Softball players ‘walking away’ from team after anthem controversy

VIERA, Fla. – A fast-pitch softball team was sharply criticized by the U.S. star Cat Osterman and several of her teammates after it tweeted to President Donald Trump that its players were standing up for the national anthem and respecting the flag.

The Scrap Yard Dawgs played USSSA Pride on Monday night in Florida. The since-deleted tweet included a picture of the Dawgs standing and reading: “Hey @realDonaldTrump Pro Fastpitch being played live @usssaspacecoast @USSSAPride Everyone respecting the FLAG!”

The 37-year-old Osterman tweeted after the game that she didn’t support the comments by the team and “won’t represent them.” Monica Abbott, another U.S. The pitcher headed to the Tokyo Olympics next year, said in a statement that she disagreed with the team’s message.

“Being blind, with a tweet like this in the middle of the game, is the most utter disrespect to my Black teammates, all athletes and supporters,” Abbott said in her Twitter post. “And this is not acceptable.”

USA Softball said Tuesday in a statement on its Twitter account that it “fully supports” all national team members and their rights to express their beliefs.

Osterman told the Houston Chronicle On Tuesday the team was “walking away from Scrap Yard and won’t wear Scrap Yard uniforms.”

“For now, don’t have 15 or 16 girls and coaches who don’t have an organization,” she said. “Now we have to decide if we want to continue playing and what that would look like.”

It was the first game for Scrap Yard since the pandemic coronavirus shut down sports all over the world. The Dawgs are an independent team based in Conroe, Texas, just north of Houston.

A message was left Tuesday night seeking comment from the team.

Osterman said general manager Connie May sent the tweet, and the players spoke to her after the game.

“The GM tried to defend her tweet by saying it came from a good place in her heart and that she was proud of us taking the field and being able to unite, so to speak,” Osterman told the Chronicle.

‚ÄúThis team is very united.

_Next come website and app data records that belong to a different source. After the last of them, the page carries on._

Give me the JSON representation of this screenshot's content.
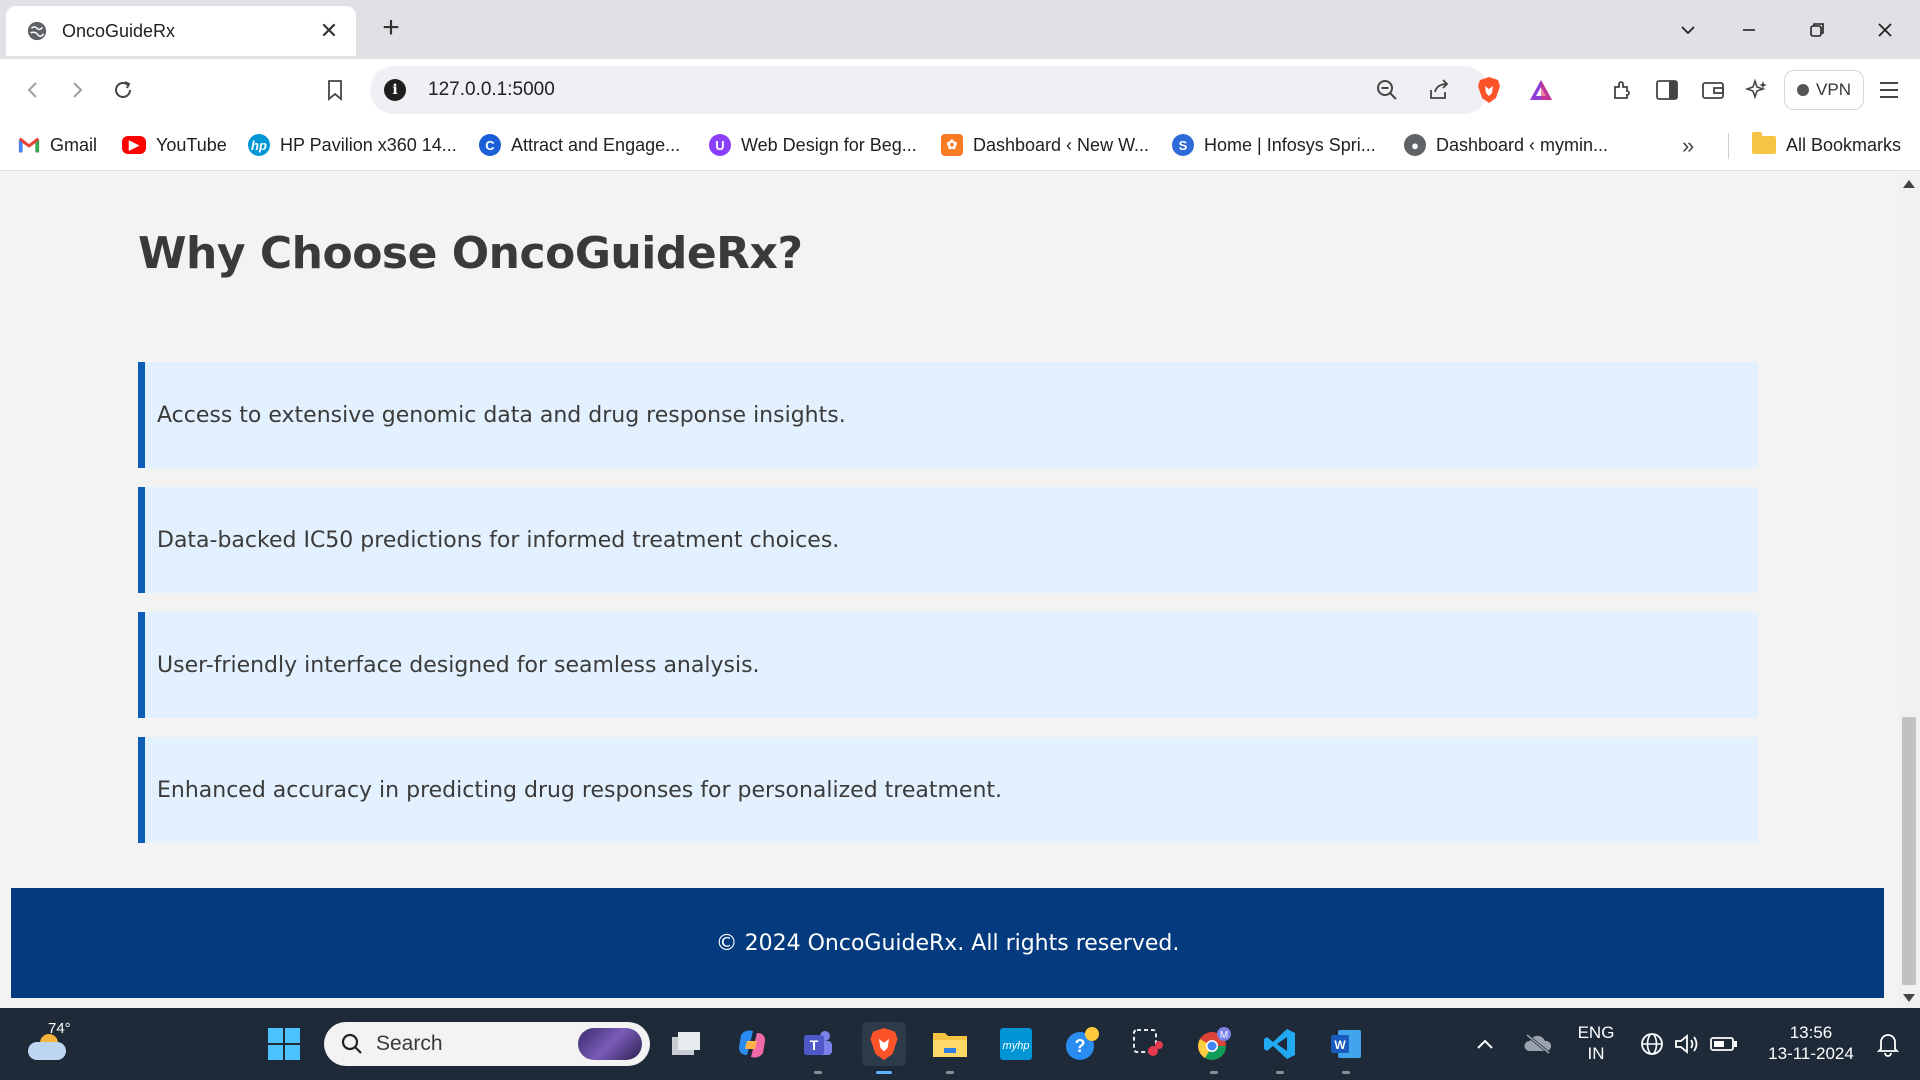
{
  "browser": {
    "tab_title": "OncoGuideRx",
    "url": "127.0.0.1:5000",
    "vpn_label": "VPN",
    "bookmarks": [
      {
        "label": "Gmail",
        "icon": "gmail-icon"
      },
      {
        "label": "YouTube",
        "icon": "youtube-icon"
      },
      {
        "label": "HP Pavilion x360 14...",
        "icon": "hp-icon"
      },
      {
        "label": "Attract and Engage...",
        "icon": "c-logo-icon"
      },
      {
        "label": "Web Design for Beg...",
        "icon": "purple-logo-icon"
      },
      {
        "label": "Dashboard ‹ New W...",
        "icon": "xampp-icon"
      },
      {
        "label": "Home | Infosys Spri...",
        "icon": "springboard-icon"
      },
      {
        "label": "Dashboard ‹ mymin...",
        "icon": "globe-icon"
      }
    ],
    "all_bookmarks_label": "All Bookmarks"
  },
  "page": {
    "section_title": "Why Choose OncoGuideRx?",
    "features": [
      "Access to extensive genomic data and drug response insights.",
      "Data-backed IC50 predictions for informed treatment choices.",
      "User-friendly interface designed for seamless analysis.",
      "Enhanced accuracy in predicting drug responses for personalized treatment."
    ],
    "footer_text": "© 2024 OncoGuideRx. All rights reserved."
  },
  "taskbar": {
    "weather_temp": "74°",
    "search_label": "Search",
    "language": "ENG",
    "region": "IN",
    "time": "13:56",
    "date": "13-11-2024"
  },
  "colors": {
    "feature_bg": "#e3f0fd",
    "feature_accent": "#0d5cb5",
    "footer_bg": "#043b7e",
    "page_bg": "#f3f3f3"
  }
}
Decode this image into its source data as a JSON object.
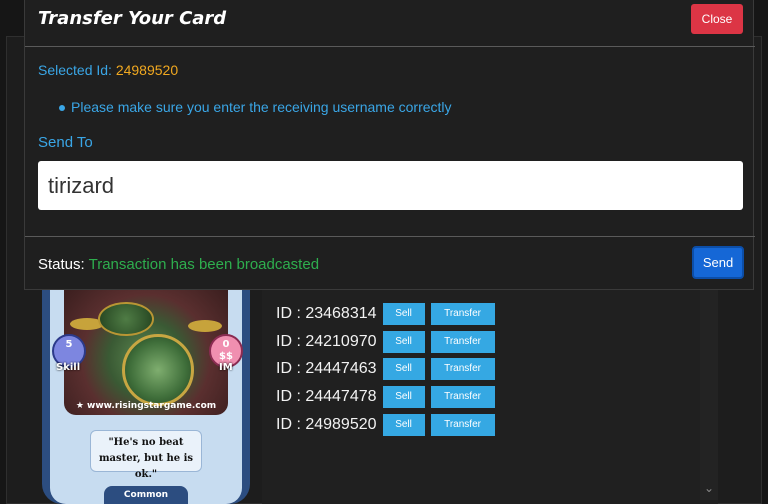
{
  "modal": {
    "title": "Transfer Your Card",
    "close_label": "Close",
    "selected_label": "Selected Id:",
    "selected_value": "24989520",
    "note": "Please make sure you enter the receiving username correctly",
    "sendto_label": "Send To",
    "sendto_value": "tirizard",
    "status_label": "Status:",
    "status_value": "Transaction has been broadcasted",
    "send_label": "Send"
  },
  "card": {
    "skill_value": "5",
    "skill_label": "Skill",
    "im_value": "0",
    "im_label": "IM",
    "im_symbol": "$$",
    "website": "www.risingstargame.com",
    "quote": "\"He's no beat master, but he is ok.\"",
    "rarity": "Common"
  },
  "cards_list": {
    "sell_label": "Sell",
    "transfer_label": "Transfer",
    "items": [
      {
        "id_text": "ID : 23468314"
      },
      {
        "id_text": "ID : 24210970"
      },
      {
        "id_text": "ID : 24447463"
      },
      {
        "id_text": "ID : 24447478"
      },
      {
        "id_text": "ID : 24989520"
      }
    ]
  },
  "colors": {
    "accent_blue": "#3aa6e6",
    "selected_orange": "#f0a820",
    "status_green": "#2eae4e",
    "close_red": "#dc3545",
    "send_blue": "#1567d6",
    "small_button_blue": "#35a8e3"
  }
}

We were proud to take the field, and it would have been a platform for showing that sports can continue. However, it was hijacked by being political. “